SAMBOLIN: I got to tell you, Berman is already making predictions on who's going to win the Super Bowl.
BERMAN: The Seahawks, man. That Percy Harvin trade is a big deal for the Seahawks there. A dangerous team now. All right. Jared Greenberg, thank you for humoring us with our football talk here this morning.
BERMAN (voice-over): Fifty-four minutes after the hour. Officials at Harvard University offering a limited apology to some resident deans after admitting it conducted a secret search of their e-mail accounts. The school offered an apology to the deans if the deans felt that communication at the conclusion of the investigation was insufficient.

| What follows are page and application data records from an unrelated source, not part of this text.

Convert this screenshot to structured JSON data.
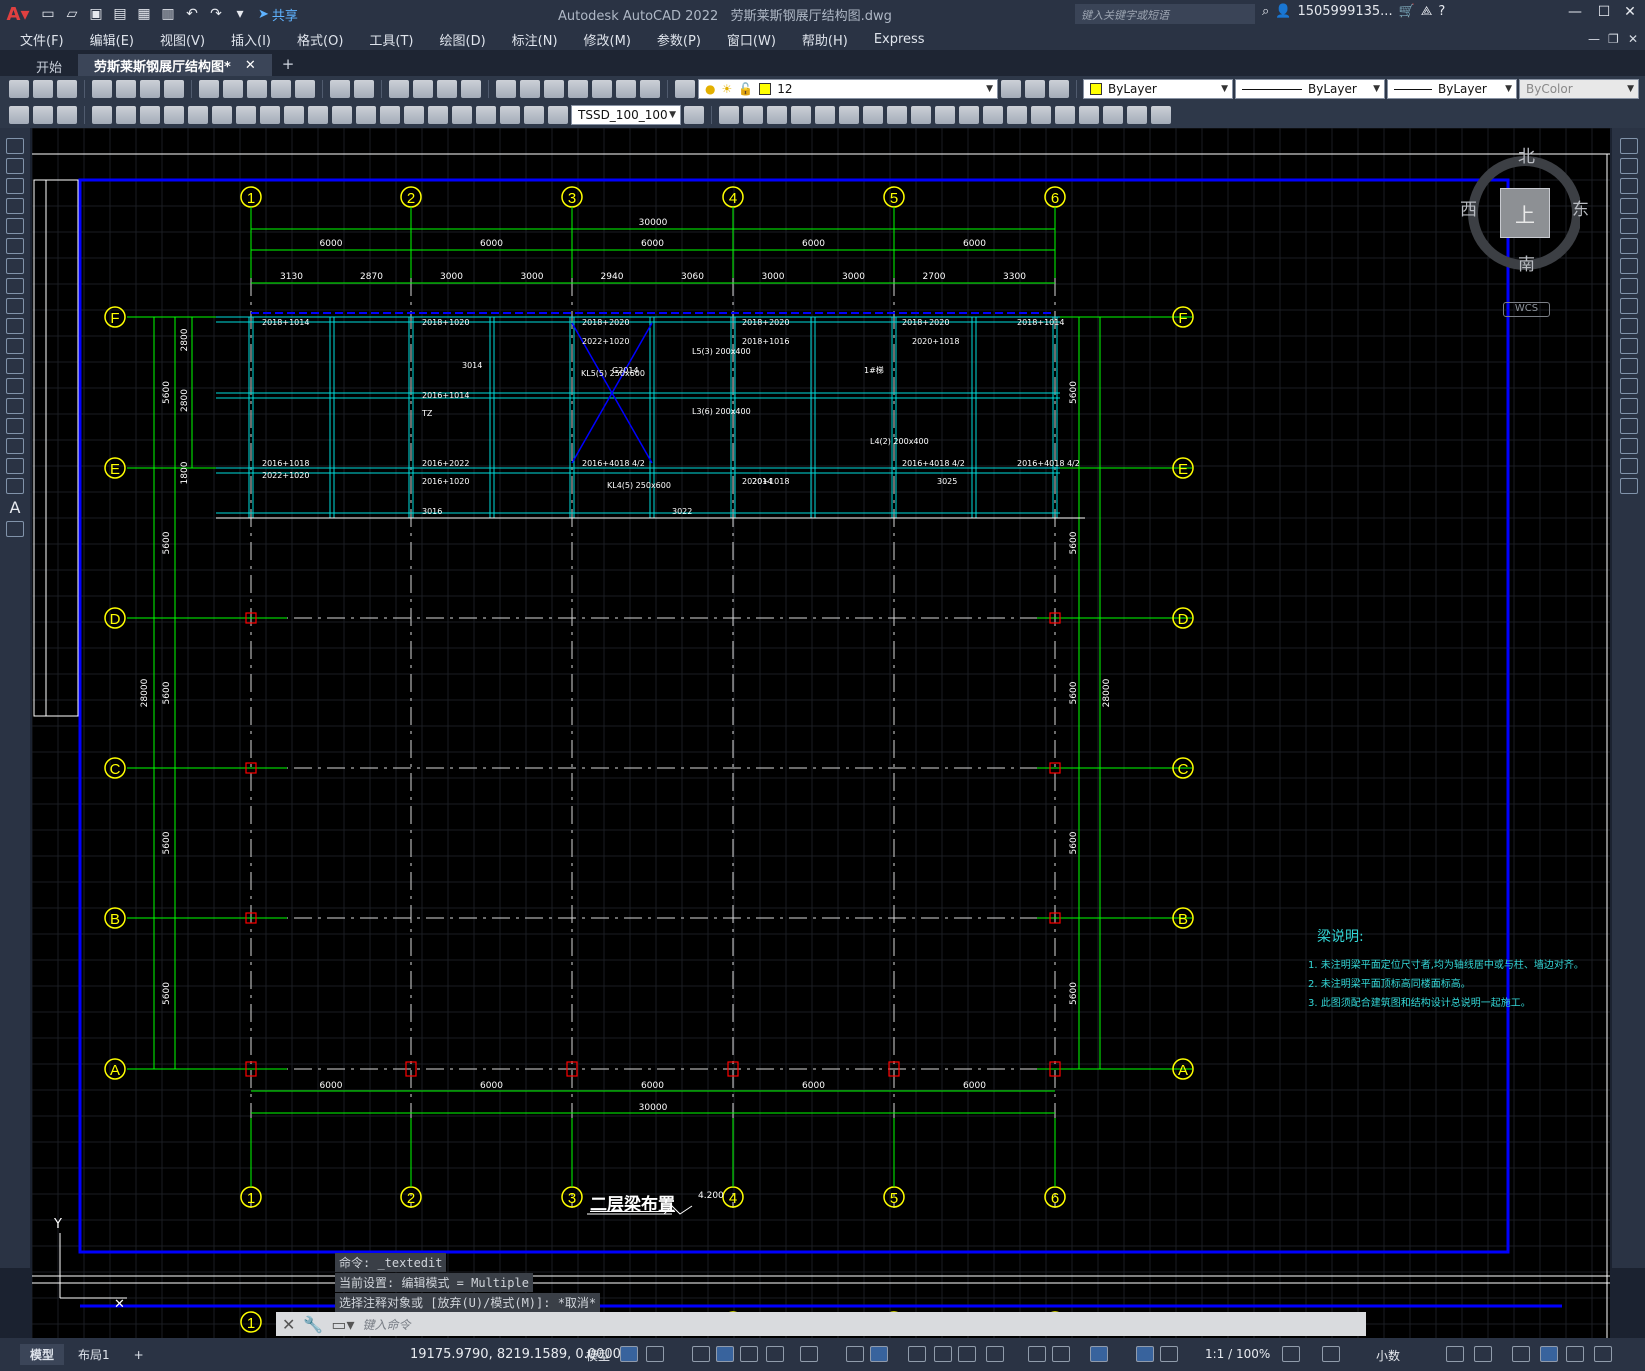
{
  "titlebar": {
    "app_title": "Autodesk AutoCAD 2022",
    "file_title": "劳斯莱斯钢展厅结构图.dwg",
    "share_label": "共享",
    "search_placeholder": "键入关键字或短语",
    "user": "1505999135..."
  },
  "menu": [
    "文件(F)",
    "编辑(E)",
    "视图(V)",
    "插入(I)",
    "格式(O)",
    "工具(T)",
    "绘图(D)",
    "标注(N)",
    "修改(M)",
    "参数(P)",
    "窗口(W)",
    "帮助(H)",
    "Express"
  ],
  "tabs": {
    "start": "开始",
    "drawing": "劳斯莱斯钢展厅结构图*"
  },
  "toolbar": {
    "layer_value": "12",
    "color_value": "ByLayer",
    "linetype_value": "ByLayer",
    "lineweight_value": "ByLayer",
    "plotstyle_value": "ByColor",
    "dimstyle_value": "TSSD_100_100"
  },
  "viewcube": {
    "north": "北",
    "south": "南",
    "east": "东",
    "west": "西",
    "face": "上",
    "wcs": "WCS"
  },
  "drawing": {
    "col_labels": [
      "1",
      "2",
      "3",
      "4",
      "5",
      "6"
    ],
    "row_labels": [
      "F",
      "E",
      "D",
      "C",
      "B",
      "A"
    ],
    "dim_total": "30000",
    "dim_spans": [
      "6000",
      "6000",
      "6000",
      "6000",
      "6000"
    ],
    "dim_sub": [
      "3130",
      "2870",
      "3000",
      "3000",
      "2940",
      "3060",
      "3000",
      "3000",
      "2700",
      "3300"
    ],
    "dim_total_vert": "28000",
    "dim_vert": [
      "5600",
      "5600",
      "5600",
      "5600",
      "5600"
    ],
    "dim_vert_sub": [
      "2800",
      "2800",
      "1800"
    ],
    "beam_labels": [
      "2018+1014",
      "2018+1020",
      "2018+2020",
      "2018+2020",
      "2018+2020",
      "2018+1014",
      "2022+1020",
      "2018+1016",
      "2020+1018",
      "2016+1014",
      "2016+1018",
      "2016+2022",
      "2016+4018 4/2",
      "2016+4018 4/2",
      "2016+4018 4/2",
      "2016+1020",
      "2020+1018",
      "2022+1020",
      "3016",
      "G2014",
      "3014",
      "1#梯",
      "L4(2) 200x400",
      "L5(3) 200x400",
      "KL4(5) 250x600",
      "KL5(5) 250x600",
      "L3(6) 200x400",
      "TZ",
      "2014",
      "3025",
      "3022"
    ]
  },
  "notes": {
    "title": "梁说明:",
    "items": [
      "1. 未注明梁平面定位尺寸者,均为轴线居中或与柱、墙边对齐。",
      "2. 未注明梁平面顶标高同楼面标高。",
      "3. 此图须配合建筑图和结构设计总说明一起施工。"
    ]
  },
  "plan": {
    "title": "二层梁布置",
    "elevation": "4.200"
  },
  "command": {
    "history": [
      "命令: _textedit",
      "当前设置: 编辑模式 = Multiple",
      "选择注释对象或 [放弃(U)/模式(M)]: *取消*"
    ],
    "placeholder": "键入命令"
  },
  "statusbar": {
    "layout_tabs": [
      "模型",
      "布局1"
    ],
    "coords": "19175.9790, 8219.1589, 0.0000",
    "model_label": "模型",
    "scale": "1:1 / 100%",
    "units": "小数"
  },
  "colors": {
    "axis": "#00ff00",
    "bubble": "#ffff00",
    "beam": "#00dddd",
    "border": "#0000ff",
    "column": "#ff0000"
  }
}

The search was sparked by the leak of a confidential e-mail about last year's cheating and plagiarism scandal.
SAMBOLIN (voice-over): Some frank words from former first lady, Laura Bush, about some of the Republican candidates who ran for office last fall. During an interview on CNN's "Erin Burnett Out Front," Mrs. Bush was asked about the emphasis some of them placed on social issues and how that impacted how women voted.

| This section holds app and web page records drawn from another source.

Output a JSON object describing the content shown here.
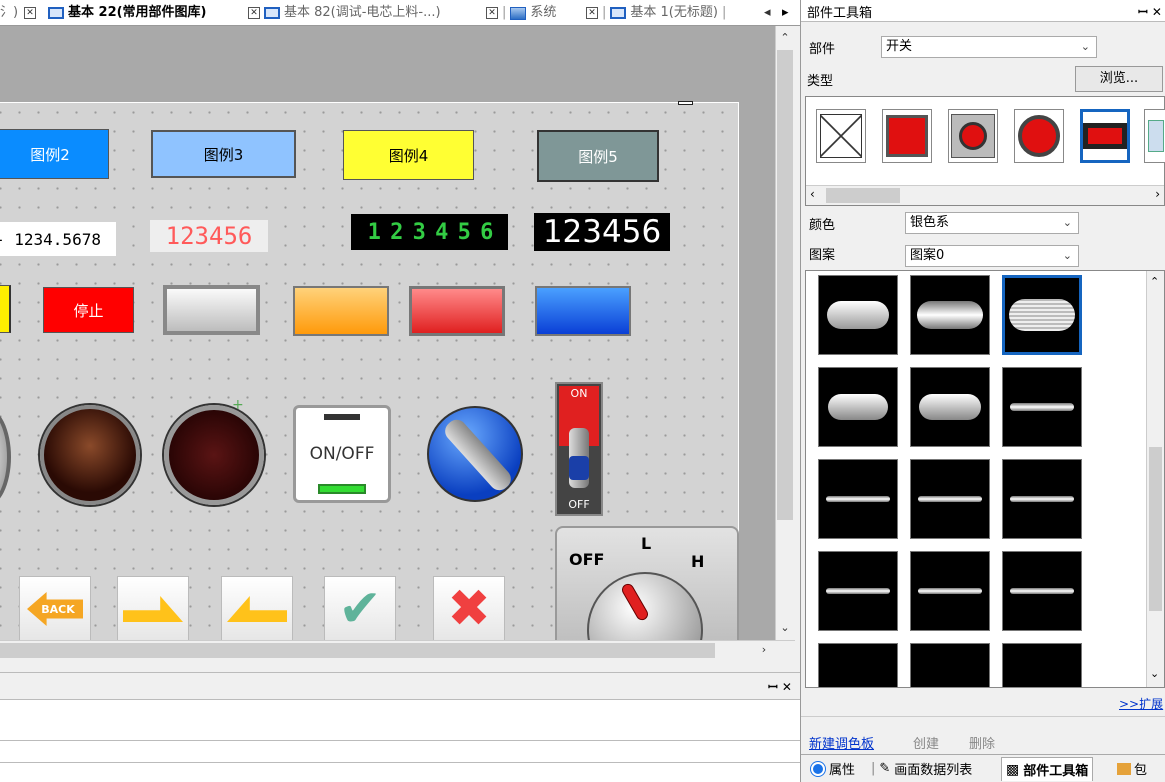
{
  "tabs": [
    {
      "label": "氵)",
      "active": false
    },
    {
      "label": "基本 22(常用部件图库)",
      "active": true
    },
    {
      "label": "基本 82(调试-电芯上料-...)",
      "active": false
    },
    {
      "label": "系统",
      "active": false
    },
    {
      "label": "基本 1(无标题)",
      "active": false
    }
  ],
  "canvas": {
    "buttons_row": [
      "图例2",
      "图例3",
      "图例4",
      "图例5"
    ],
    "num_display_1": "- 1234.5678",
    "num_display_2": "123456",
    "num_display_3": "1 2 3 4 5 6",
    "num_display_4": "123456",
    "stop_button": "停止",
    "onoff_label": "ON/OFF",
    "toggle_on": "ON",
    "toggle_off": "OFF",
    "selector_off": "OFF",
    "selector_l": "L",
    "selector_h": "H",
    "back_label": "BACK"
  },
  "right_panel": {
    "title": "部件工具箱",
    "pin": "ꟷ ✕",
    "part_label": "部件",
    "part_value": "开关",
    "type_label": "类型",
    "browse_button": "浏览...",
    "color_label": "颜色",
    "color_value": "银色系",
    "pattern_label": "图案",
    "pattern_value": "图案0",
    "expand_link": ">>扩展",
    "new_palette": "新建调色板",
    "create": "创建",
    "delete": "删除",
    "bottom_tabs": [
      "属性",
      "画面数据列表",
      "部件工具箱",
      "包"
    ]
  },
  "output_panel": {
    "pin": "ꟷ ✕"
  },
  "colors": {
    "accent": "#1565c0",
    "canvas_bg": "#d3d3d3"
  }
}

(BEGIN VIDEO CLIP)
LAURA BUSH, FORMER FIRST LADY OF THE UNITED STATES: Every candidate was different, you know, each one of them. There were obvious examples of candidates that I think frightened some women, but they were the exception rather than the norm in the party.
(END VIDEO CLIP)
SAMBOLIN: Mrs. Bush also said that she understands that people have different views on social issues, and that the Republican Party has room for all of those different viewpoints. (END VIDEOTAPE)
BERMAN (on-camera): EARLY START back just after the break.
SAMBOLIN (on-camera): We are all done at this EARLY START. Thanks for being with us. I'm Zoraida Sambolin.
BERMAN: And I'm John Berman. "Starting Point" with Soledad O'Brien starts right now.
O'BRIEN: Good morning. Welcome everybody. Our "Starting Point" this morning, the papal conclave beginning today. 115 cardinals start the secret process to elect a new pope as the world waits for white smoke from within. We're live in Rome and at the Vatican this morning.
Then, a ban on large sugary drinks goes flat. Now, New York City's mayor set to fight a court ruling that stops his controversial law.
BERMAN: We have some outrageous video to show you. A toddler apparently putting his mouth to a bong, but that is only the beginning. We have the shocking details surrounding this story coming up.
UNIDENTIFIED FEMALE: And up and up and up. The Dow set yet another record. Does this mean it's time to sell?
O'BRIEN: It's Tuesday, March 12th, and "Starting Point" begins right now.
Welcome, everybody. Our "Starting Point" this morning is the conclave day one. A 115 cardinals from around the world just finished celebrating a mass for the election of a new pope. A memorable event when Cardinal Angelo Sodano, the dean of the College of Cardinals, paid tribute to the former pope. Here's what he said.
(BEGIN VIDEO CLIP)
CARDINAL ANGELO SODANO, DEAN OF COLLEGE OF CARDINALS (through translator): Such an interior attitude is ours today as we wish to offer ourselves to Christ, to the father who's in heaven, to thank him for the loving assistance that he always reserves for the holy church.
And in particular, for the brilliant pontificate that he granted to us through the life and the work of the 265th successor of Peter, the beloved and venerable pontiff, Benedict XVI, to whom we renew in this moment all of our gratitude.
(END VIDEO CLIP)